I hope you’re deep in cookies and hot toddies at this point, my friends, or at least very close! In the past week or so, we’ve had gingerbread and mulled wine, fancy cheese and champagne, peppermint chocolate and lots of tea. We’ve watched plenty of holiday movies, participated in festive shopping around town and, today, observed our nieces and nephews meeting Santa, which was a pretty delightful sight. The shop has been full of friends and family reuniting over glasses of wine and folks seeking out the right bottles for the various celebrations at hand. Between a slew of lovely holiday parties and a bumpy plane ride back to our home state, we had a cozy celebration of our own, complete with wildly amazing mushroom toast à la Gjelina and some excellent wine. And I saw travelers being kind to each other at the airport, which was a bit of a shock but certainly served to lift my spirits.

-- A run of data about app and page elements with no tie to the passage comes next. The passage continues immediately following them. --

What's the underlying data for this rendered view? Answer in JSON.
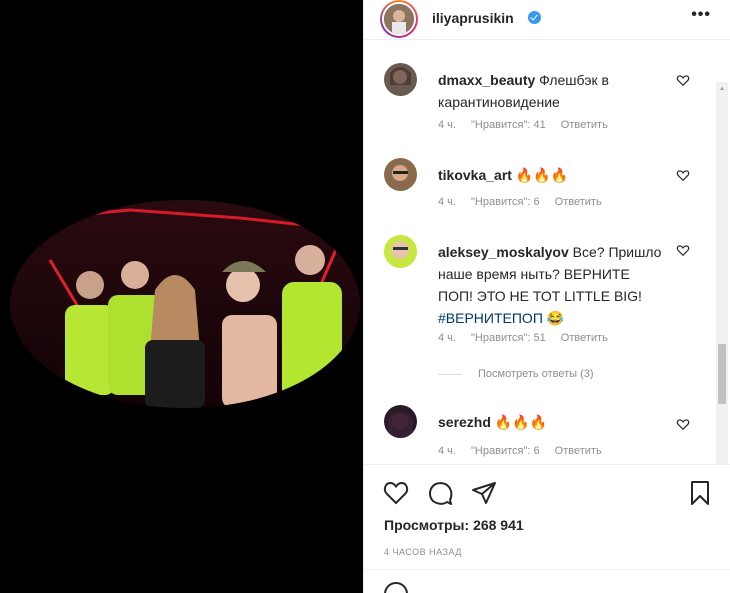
{
  "post": {
    "username": "iliyaprusikin",
    "more_icon": "•••"
  },
  "comments": [
    {
      "username": "dmaxx_beauty",
      "text": " Флешбэк в карантиновидение",
      "time": "4 ч.",
      "likes": "\"Нравится\": 41",
      "reply": "Ответить"
    },
    {
      "username": "tikovka_art",
      "text": " 🔥🔥🔥",
      "time": "4 ч.",
      "likes": "\"Нравится\": 6",
      "reply": "Ответить"
    },
    {
      "username": "aleksey_moskalyov",
      "text": " Все? Пришло наше время ныть? ВЕРНИТЕ ПОП! ЭТО НЕ ТОТ LITTLE BIG! ",
      "hashtag": "#ВЕРНИТЕПОП",
      "emoji": " 😂",
      "time": "4 ч.",
      "likes": "\"Нравится\": 51",
      "reply": "Ответить"
    },
    {
      "username": "serezhd",
      "text": " 🔥🔥🔥",
      "time": "4 ч.",
      "likes": "\"Нравится\": 6",
      "reply": "Ответить"
    }
  ],
  "view_replies": "Посмотреть ответы (3)",
  "views_label": "Просмотры:",
  "views_count": "268 941",
  "post_time": "4 часов назад",
  "colors": {
    "accent": "#3897f0",
    "hashtag": "#00376b",
    "muted": "#8e8e8e"
  }
}
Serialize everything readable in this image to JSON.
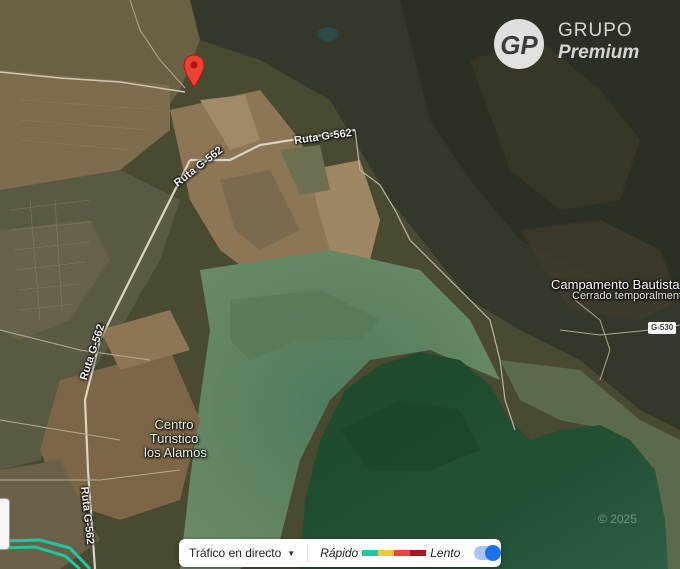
{
  "map": {
    "roads": [
      {
        "label": "Ruta G-562",
        "orientation": "horizontal"
      },
      {
        "label": "Ruta G-562",
        "orientation": "diagonal"
      },
      {
        "label": "Ruta G-562",
        "orientation": "vertical-upper"
      },
      {
        "label": "Ruta G-562",
        "orientation": "vertical-lower"
      }
    ],
    "shield": "G-530",
    "places": {
      "camp_name": "Campamento Bautista",
      "camp_status": "Cerrado temporalmente",
      "center_line1": "Centro",
      "center_line2": "Turistico",
      "center_line3": "los Alamos"
    },
    "pin_color": "#ea4335",
    "icons": [
      "location-pin-icon",
      "chevron-down-icon",
      "toggle-switch"
    ]
  },
  "watermark": {
    "logo": "GP",
    "line1": "GRUPO",
    "line2": "Premium"
  },
  "copyright": "© 2025",
  "traffic": {
    "live_label": "Tráfico en directo",
    "fast_label": "Rápido",
    "slow_label": "Lento",
    "colors": [
      "#1fc8a0",
      "#f4c542",
      "#e8453c",
      "#a8191e"
    ],
    "toggle_on": true
  }
}
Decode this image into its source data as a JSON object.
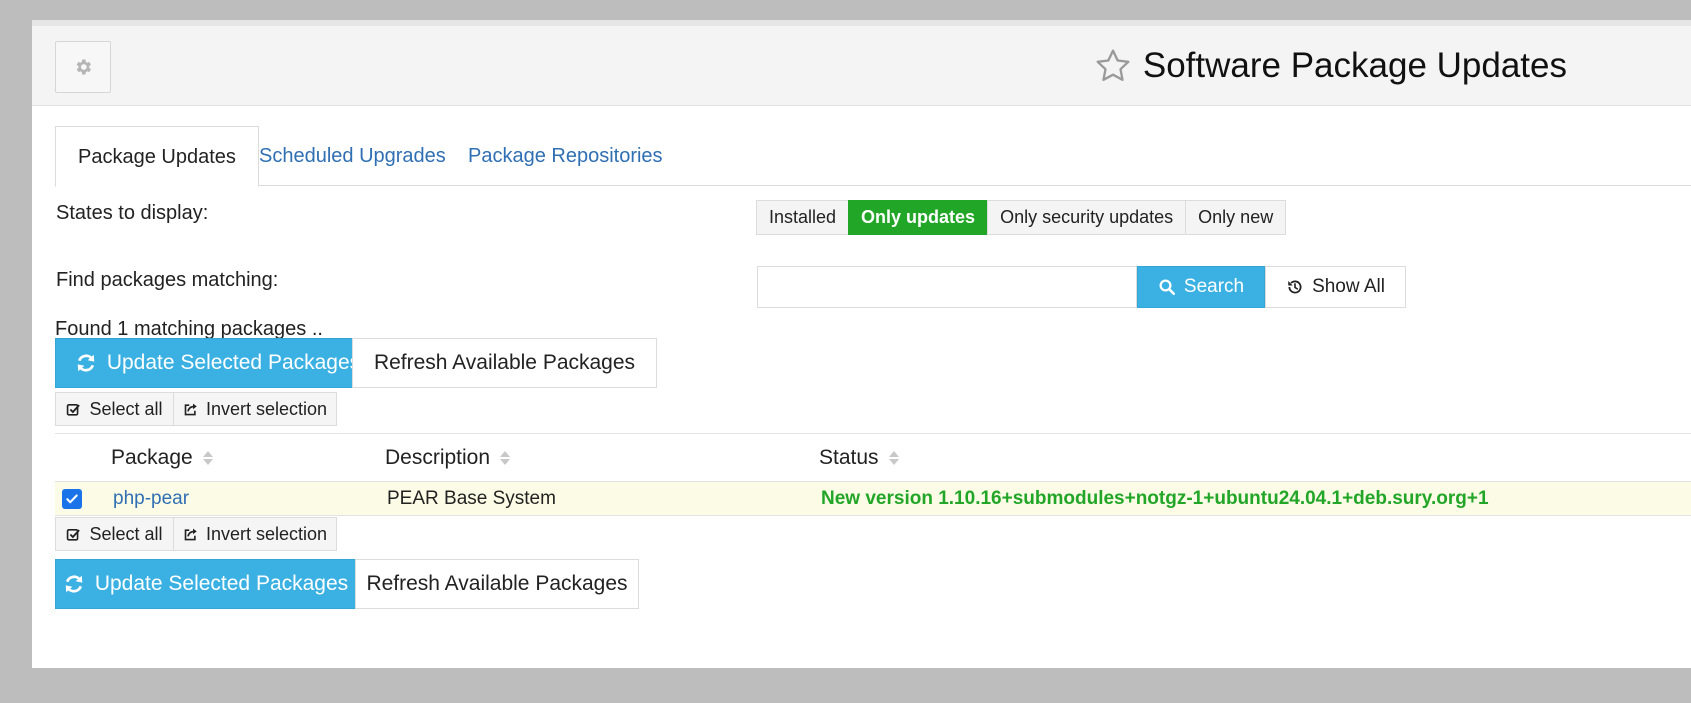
{
  "header": {
    "title": "Software Package Updates"
  },
  "tabs": [
    {
      "label": "Package Updates",
      "active": true
    },
    {
      "label": "Scheduled Upgrades",
      "active": false
    },
    {
      "label": "Package Repositories",
      "active": false
    }
  ],
  "filters": {
    "states_label": "States to display:",
    "states": [
      {
        "label": "Installed",
        "selected": false
      },
      {
        "label": "Only updates",
        "selected": true
      },
      {
        "label": "Only security updates",
        "selected": false
      },
      {
        "label": "Only new",
        "selected": false
      }
    ],
    "find_label": "Find packages matching:",
    "search_value": "",
    "search_button": "Search",
    "show_all_button": "Show All"
  },
  "results": {
    "found_text": "Found 1 matching packages .."
  },
  "actions": {
    "update_selected": "Update Selected Packages",
    "refresh_available": "Refresh Available Packages",
    "select_all": "Select all",
    "invert_selection": "Invert selection"
  },
  "table": {
    "columns": [
      "Package",
      "Description",
      "Status"
    ],
    "rows": [
      {
        "checked": true,
        "package": "php-pear",
        "description": "PEAR Base System",
        "status": "New version 1.10.16+submodules+notgz-1+ubuntu24.04.1+deb.sury.org+1"
      }
    ]
  },
  "colors": {
    "primary": "#3bb1e3",
    "success": "#22a628",
    "link": "#2f6fb3",
    "row_highlight": "#fcfce6"
  },
  "icons": {
    "settings": "gear-icon",
    "favorite": "star-outline-icon",
    "search": "search-icon",
    "show_all": "history-icon",
    "update": "refresh-icon",
    "select_all": "check-square-icon",
    "invert": "share-icon"
  }
}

And speaking of lifted spirits, remember what I told you about my holiday mixtapes, listened to as I drifted off to sleep at night throughout the Decembers of my childhood? I was first reminded when Ben played Stevie Wonder’s That’s What Christmas Means to Me a couple of weeks ago. That song was a favorite from one of my playlists, but I didn’t think Stevie Wonder’s version was the one I’d grown up with. I thought that my old favorite was sung by two black women, and that they bantered at the end of the song, something about wrapping presents and unwrapping presents. I searched the internet but didn’t find what I remembered, which led me to ponder if perhaps I’d spent my childhood mistaking Stevie Wonder for a woman.
Thankfully, I’m saved that embarrassment. It turns out that the rendition I knew best was Paul Young’s, followed on my personal playlist by Ronnie Spector and Darlene Love singing Rockin’ Around the Christmas Tree. At the end of that song, there’s the banter I recall, including a moment in which one of the ladies corrects the other’s grammar, which young-Stacy found pretty hilarious.
In this hunt for the song of my childhood, I (re)discovered Stevie Wonder’s album Someday at Christmas. Its best songs are the aforementioned and the title track, which most folks these days probably associate with Justin Bieber and/or Apple. But I am a sentimental sap, and so it is bringing me to tears over and over this season anyway. Ben and I have dubbed it our official song of Christmas 2015. I think it’s awfully appropriate and so am leaving you with a few lines today, with all of my best wishes for a very merry Christmas for you and yours.
“Someday at Christmas,” by Ron Miller & Bryan Wells
Someday at Christmas men won’t be boys
Playing with bombs like kids play with toys
One warm December our hearts will see
A world where men are free
Someday at Christmas there’ll be no wars
When we have learned what Christmas is for
When we have found what life’s really worth
There’ll be peace on earth
Someday at Christmas we’ll see a land
With no hungry children, no empty hands
One happy morning people will share
A world where people care
Someday all our dreams will come to be
Someday in a world where men are free
Maybe not in time for you and me
But someday at Christmastime
Someday at Christmastime